France’s oldest nuclear power plant at Fessenheim will be closed “as soon as possible” according to the country’s environment minister.
Delphine Batho said today that President Francois Hollande’s pre-election pledge to shut the 900 MW plant “will be kept” and Fessenheim – which on the French-German border – would be closed “at the latest in 2017”.
She added the closure would only come following negotiations to guarantee the region’s energy supply and preserve jobs.
“Fessenheim will close as soon as possible under technically and socially responsible conditions that will guarantee security of electricity supply, transformation of the site and jobs,” Batho told France Info radio.
France’s nuclear regulator Autorite de Surete Nucleaire has ordered EDF to reinforce the concrete base of Fessenheim’s reactors by the middle of next year or shut the facility.
Fessenheim’s operator, EDF, is to carry out the work even though the plant is slated for closure.
Two workers were injured at Fessenheim last week by a blast of escaping steam.
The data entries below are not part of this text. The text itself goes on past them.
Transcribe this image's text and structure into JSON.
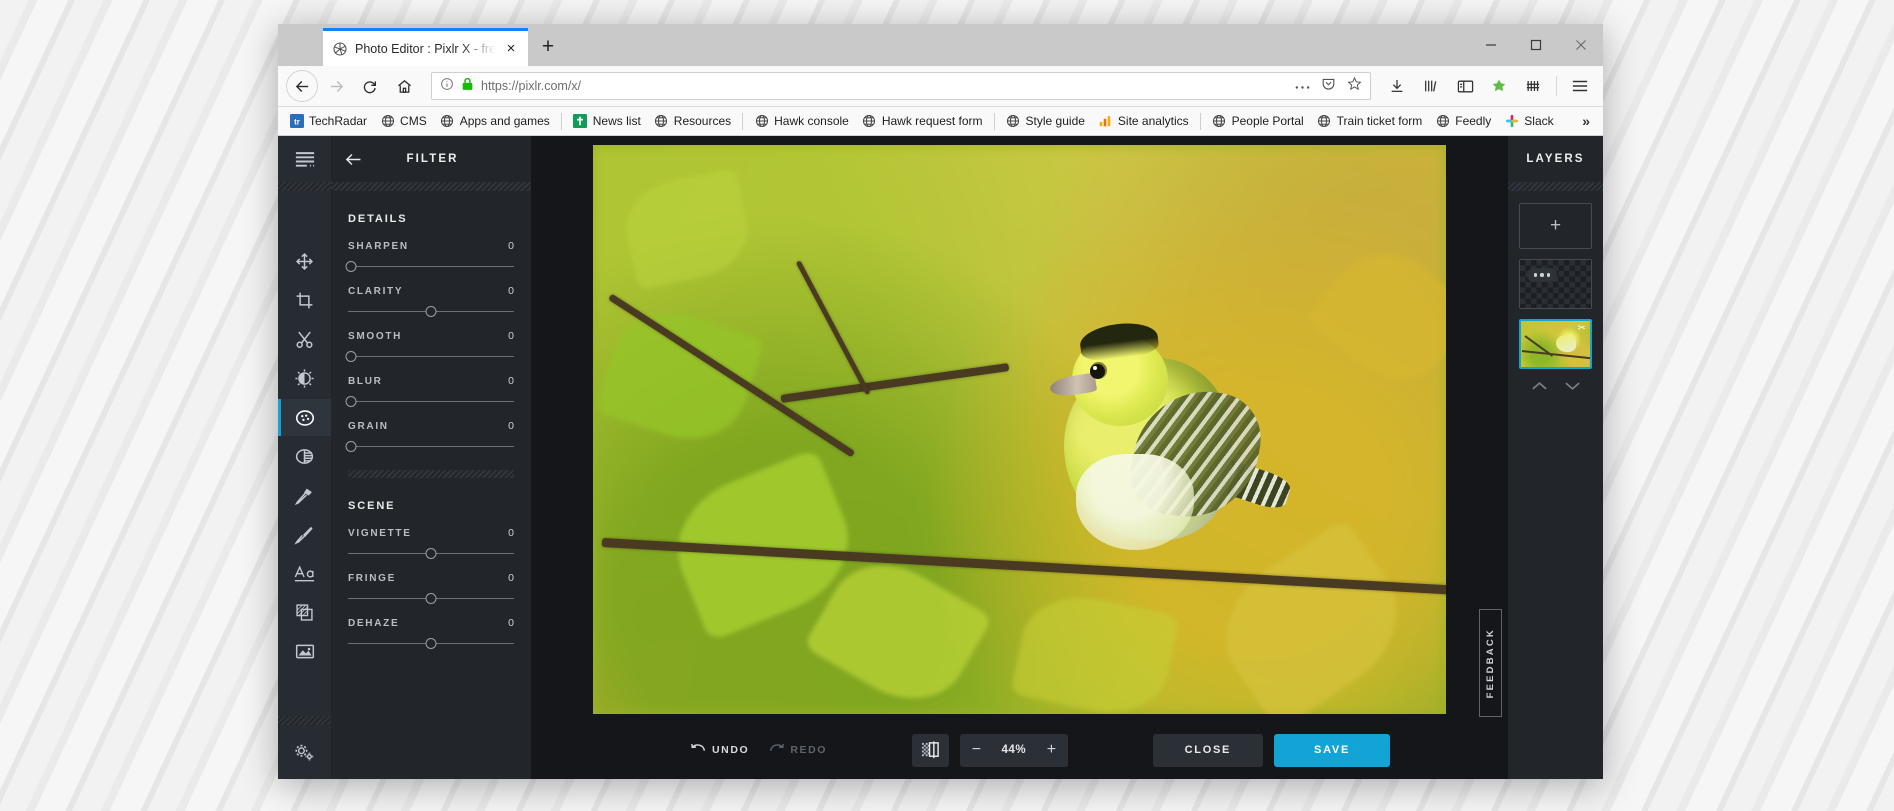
{
  "browser": {
    "tab": {
      "title": "Photo Editor : Pixlr X - free ima",
      "favicon": "pixlr-aperture-icon",
      "close": "×"
    },
    "newtab_label": "+",
    "window_controls": [
      "minimize",
      "maximize",
      "close"
    ],
    "nav": {
      "back": "back-arrow",
      "forward": "forward-arrow",
      "reload": "reload",
      "home": "home"
    },
    "url": {
      "identity_icon": "info-icon",
      "lock_icon": "green-padlock",
      "scheme": "https://",
      "host": "pixlr.com",
      "path": "/x/",
      "full": "https://pixlr.com/x/"
    },
    "url_actions": [
      "page-actions-ellipsis",
      "pocket-save",
      "bookmark-star"
    ],
    "toolbar_icons": [
      "downloads",
      "library",
      "sidebar",
      "extension-green",
      "extension-bars",
      "app-menu"
    ],
    "bookmarks": [
      {
        "label": "TechRadar",
        "icon": "techradar-tr-icon"
      },
      {
        "label": "CMS",
        "icon": "globe-icon"
      },
      {
        "label": "Apps and games",
        "icon": "globe-icon"
      },
      {
        "label": "News list",
        "icon": "evernote-icon",
        "sep_before": true
      },
      {
        "label": "Resources",
        "icon": "globe-icon"
      },
      {
        "label": "Hawk console",
        "icon": "globe-icon",
        "sep_before": true
      },
      {
        "label": "Hawk request form",
        "icon": "globe-icon"
      },
      {
        "label": "Style guide",
        "icon": "globe-icon",
        "sep_before": true
      },
      {
        "label": "Site analytics",
        "icon": "analytics-bars-icon"
      },
      {
        "label": "People Portal",
        "icon": "globe-icon",
        "sep_before": true
      },
      {
        "label": "Train ticket form",
        "icon": "globe-icon"
      },
      {
        "label": "Feedly",
        "icon": "globe-icon"
      },
      {
        "label": "Slack",
        "icon": "slack-icon"
      }
    ],
    "bookmarks_overflow": "»"
  },
  "app": {
    "rail": {
      "menu_label": "hamburger-menu",
      "tools": [
        {
          "name": "arrange",
          "icon": "move-arrows-icon"
        },
        {
          "name": "crop",
          "icon": "crop-icon"
        },
        {
          "name": "cutout",
          "icon": "scissors-icon"
        },
        {
          "name": "adjust",
          "icon": "contrast-sun-icon"
        },
        {
          "name": "filter",
          "icon": "filter-dots-icon",
          "active": true
        },
        {
          "name": "effect",
          "icon": "half-circle-icon"
        },
        {
          "name": "retouch",
          "icon": "retouch-tool-icon"
        },
        {
          "name": "draw",
          "icon": "paintbrush-icon"
        },
        {
          "name": "text",
          "icon": "text-aa-icon"
        },
        {
          "name": "element",
          "icon": "layers-pattern-icon"
        },
        {
          "name": "add-image",
          "icon": "picture-icon"
        }
      ],
      "settings_icon": "gears-icon"
    },
    "panel": {
      "back_icon": "back-arrow-icon",
      "title": "FILTER",
      "sections": [
        {
          "title": "DETAILS",
          "controls": [
            {
              "label": "SHARPEN",
              "value": "0",
              "knob_pct": 2
            },
            {
              "label": "CLARITY",
              "value": "0",
              "knob_pct": 50
            },
            {
              "label": "SMOOTH",
              "value": "0",
              "knob_pct": 2
            },
            {
              "label": "BLUR",
              "value": "0",
              "knob_pct": 2
            },
            {
              "label": "GRAIN",
              "value": "0",
              "knob_pct": 2
            }
          ]
        },
        {
          "title": "SCENE",
          "controls": [
            {
              "label": "VIGNETTE",
              "value": "0",
              "knob_pct": 50
            },
            {
              "label": "FRINGE",
              "value": "0",
              "knob_pct": 50
            },
            {
              "label": "DEHAZE",
              "value": "0",
              "knob_pct": 50
            }
          ]
        }
      ]
    },
    "canvas": {
      "image_alt": "eurasian-siskin-bird-on-branch-autumn-leaves"
    },
    "bottombar": {
      "undo_label": "UNDO",
      "undo_icon": "undo-arrow-icon",
      "redo_label": "REDO",
      "redo_icon": "redo-arrow-icon",
      "redo_disabled": true,
      "transparency_icon": "transparency-toggle-icon",
      "zoom_out": "−",
      "zoom_value": "44%",
      "zoom_in": "+",
      "close_label": "CLOSE",
      "save_label": "SAVE"
    },
    "layers": {
      "title": "LAYERS",
      "add_label": "+",
      "items": [
        {
          "type": "empty-transparent-layer",
          "icon": "three-dots-icon"
        },
        {
          "type": "photo-layer",
          "selected": true,
          "icon": "scissors-icon"
        }
      ],
      "move_up_icon": "chevron-up-icon",
      "move_down_icon": "chevron-down-icon"
    },
    "feedback_label": "FEEDBACK",
    "colors": {
      "accent": "#12a4d4",
      "panel_bg": "#22262b",
      "stage_bg": "#141619",
      "rail_bg": "#272c33"
    }
  }
}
Local officials said “oxygenated steam” was produced when hydrogen peroxide reacted with water in a reservoir.